Report, from the records below, every line where the word "version" appears.

App and web page records:
++++++++++++++++++++
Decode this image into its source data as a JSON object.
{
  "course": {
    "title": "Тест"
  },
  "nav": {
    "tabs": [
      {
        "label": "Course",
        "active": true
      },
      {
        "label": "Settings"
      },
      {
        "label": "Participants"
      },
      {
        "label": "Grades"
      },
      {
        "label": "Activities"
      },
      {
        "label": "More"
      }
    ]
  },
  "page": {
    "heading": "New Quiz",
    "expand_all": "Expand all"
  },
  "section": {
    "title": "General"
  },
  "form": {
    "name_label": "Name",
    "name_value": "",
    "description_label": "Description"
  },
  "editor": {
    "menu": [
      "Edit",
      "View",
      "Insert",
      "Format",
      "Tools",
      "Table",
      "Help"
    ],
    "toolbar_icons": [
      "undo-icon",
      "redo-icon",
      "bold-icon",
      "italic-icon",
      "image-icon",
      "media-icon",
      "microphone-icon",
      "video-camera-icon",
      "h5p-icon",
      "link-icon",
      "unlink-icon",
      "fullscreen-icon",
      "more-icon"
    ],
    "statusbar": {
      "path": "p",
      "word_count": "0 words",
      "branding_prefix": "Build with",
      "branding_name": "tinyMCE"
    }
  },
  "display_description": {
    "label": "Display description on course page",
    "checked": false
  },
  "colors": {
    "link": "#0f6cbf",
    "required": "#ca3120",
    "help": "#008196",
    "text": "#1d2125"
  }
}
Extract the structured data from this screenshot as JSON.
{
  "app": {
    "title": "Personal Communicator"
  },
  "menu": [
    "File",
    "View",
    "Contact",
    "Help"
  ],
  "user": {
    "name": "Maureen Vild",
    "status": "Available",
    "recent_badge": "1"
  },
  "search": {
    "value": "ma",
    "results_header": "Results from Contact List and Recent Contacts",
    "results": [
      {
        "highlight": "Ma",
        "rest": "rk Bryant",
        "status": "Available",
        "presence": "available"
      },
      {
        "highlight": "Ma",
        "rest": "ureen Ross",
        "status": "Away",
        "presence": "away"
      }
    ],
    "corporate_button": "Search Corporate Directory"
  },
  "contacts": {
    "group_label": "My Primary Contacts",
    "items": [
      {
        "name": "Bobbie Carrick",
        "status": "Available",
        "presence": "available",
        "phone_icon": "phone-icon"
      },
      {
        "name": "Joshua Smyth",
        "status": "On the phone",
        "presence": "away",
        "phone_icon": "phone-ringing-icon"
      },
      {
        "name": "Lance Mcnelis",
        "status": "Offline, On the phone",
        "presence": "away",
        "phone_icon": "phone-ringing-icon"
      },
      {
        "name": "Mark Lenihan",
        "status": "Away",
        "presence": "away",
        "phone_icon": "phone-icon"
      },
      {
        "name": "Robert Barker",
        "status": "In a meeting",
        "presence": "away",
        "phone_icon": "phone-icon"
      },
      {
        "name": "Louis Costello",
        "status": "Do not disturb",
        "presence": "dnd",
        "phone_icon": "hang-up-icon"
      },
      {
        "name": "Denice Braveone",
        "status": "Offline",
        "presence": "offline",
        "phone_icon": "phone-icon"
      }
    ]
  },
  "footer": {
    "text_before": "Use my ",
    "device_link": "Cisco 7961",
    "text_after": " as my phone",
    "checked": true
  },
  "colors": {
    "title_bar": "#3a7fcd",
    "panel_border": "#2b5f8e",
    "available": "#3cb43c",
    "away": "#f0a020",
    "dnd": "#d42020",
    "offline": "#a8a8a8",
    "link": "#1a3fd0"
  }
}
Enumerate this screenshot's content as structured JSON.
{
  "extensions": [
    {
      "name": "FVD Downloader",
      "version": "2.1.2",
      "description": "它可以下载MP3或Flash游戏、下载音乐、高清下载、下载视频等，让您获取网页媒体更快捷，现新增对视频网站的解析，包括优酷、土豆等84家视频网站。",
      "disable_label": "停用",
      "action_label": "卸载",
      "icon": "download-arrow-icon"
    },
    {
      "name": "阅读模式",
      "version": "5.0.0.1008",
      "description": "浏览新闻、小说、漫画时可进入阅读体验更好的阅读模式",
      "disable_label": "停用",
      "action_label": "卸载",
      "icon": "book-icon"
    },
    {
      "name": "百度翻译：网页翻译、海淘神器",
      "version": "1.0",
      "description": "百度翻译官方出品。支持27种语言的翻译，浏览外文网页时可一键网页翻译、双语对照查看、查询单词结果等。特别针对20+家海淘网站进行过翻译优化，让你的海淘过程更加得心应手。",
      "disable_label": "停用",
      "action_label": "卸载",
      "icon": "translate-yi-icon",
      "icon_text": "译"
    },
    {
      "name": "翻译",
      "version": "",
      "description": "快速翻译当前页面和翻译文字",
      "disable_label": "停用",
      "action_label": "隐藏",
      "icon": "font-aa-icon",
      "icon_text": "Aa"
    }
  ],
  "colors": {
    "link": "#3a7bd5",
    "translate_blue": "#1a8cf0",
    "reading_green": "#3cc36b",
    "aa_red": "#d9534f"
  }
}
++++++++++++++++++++
#### Worked solution:
      "version": "2.1.2",
      "version": "5.0.0.1008",
      "version": "1.0",
      "version": "",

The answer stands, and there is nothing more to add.